Chickens beat out cows in expansion plan

WAINWRIGHT, Alta. — Farm diversification doesn’t necessarily mean adding a few chickens to the yard. Sometimes it can mean 120,000 chickens.

When Greenbelt Farms diversified, it choose broiler chickens over more milk cows and quota.

“There seemed to be more opportunity in chickens than in the dairy business,” said Paul Rajotte, one of five family members who are partners in Greenbelt Farms, near Wainwright.

“It was easier to pay back the chickens than dairy,” said Rajotte, in charge of the dairy operation.

Rajotte’s father, Charles, started farming in 1952 with cows, pigs and chickens. Gradually, family members joined the farm and it started to grow.

In 1997, the family expanded the dairy herd to 425 cows, but when it came time for another expansion, broiler chickens won out.

The broiler facility, built in 2009, can raise about 120,000 birds every 40 days. The chicks arrive from the hatchery one day old and stay in the four barns, within the divided structure. Each separate barn holds about 40,000 birds.

The chickens are contracted with Lilydale and at 40 days the finished birds are trucked to Calgary for processing and sold as fresh chicken. Lilydale’s main customer is Costco.

After the chickens leave, the barn is cleaned, washed, disinfected and bedded with chopped canola straw. Fifteen days later another 40,000 chicks arrive.

Processing their own feed in their own feedmill is another way to save money and diversify, said Andre Poulin, who looks after the chickens and helps with the 9,000 acres of crops.

Each week, the poultry rations are processed in the farm’s feed mill, operated by partner Marc Rajotte.

The feed mill makes all the feed rations for the dairy and poultry operations and also carries out some custom mineral beef rations for clients.
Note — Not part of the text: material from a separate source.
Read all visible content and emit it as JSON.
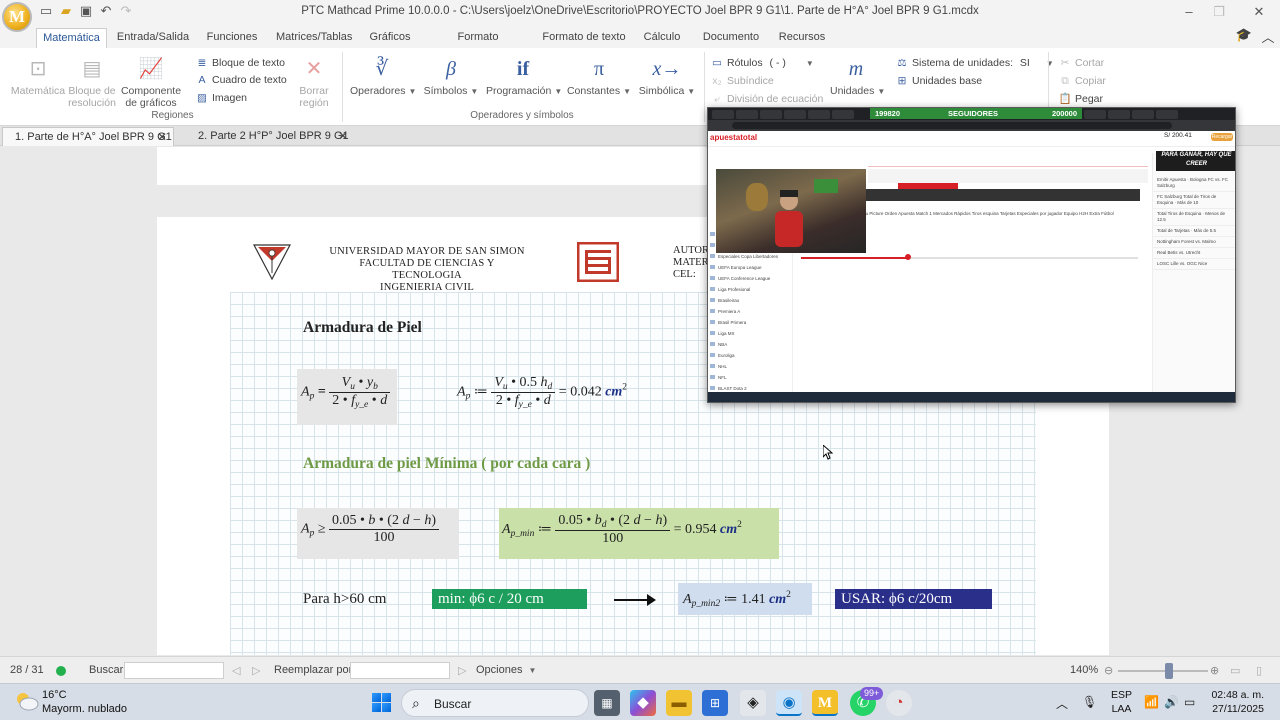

A new triple roller was added to speed the process and control particle size. The increased feed efficiency with the changing rations in the broiler barn is expected to quickly pay for the new triple roller in the feed mill.

Their goal is to improve the feed conversion efficiency of the birds, with their special rations.

Poulin said they are hoping to add fababeans, seeded this spring on their farm, to the chicken’s feed ration as a partial protein replacement.

Greenbelt Farms is also raising sex selected heifer dairy calves. By using specially sexed semen, Rajotte will calve 90 percent heifers, keeping what he needs as replacements and selling the rest to existing dairy farms.

Since Christmas, he has sold more than 300 head of dairy heifers.

The dairy cattle are divided into two herds. The high producing dairy cows are milked three times a day and the lower producing cows are milked twice a day.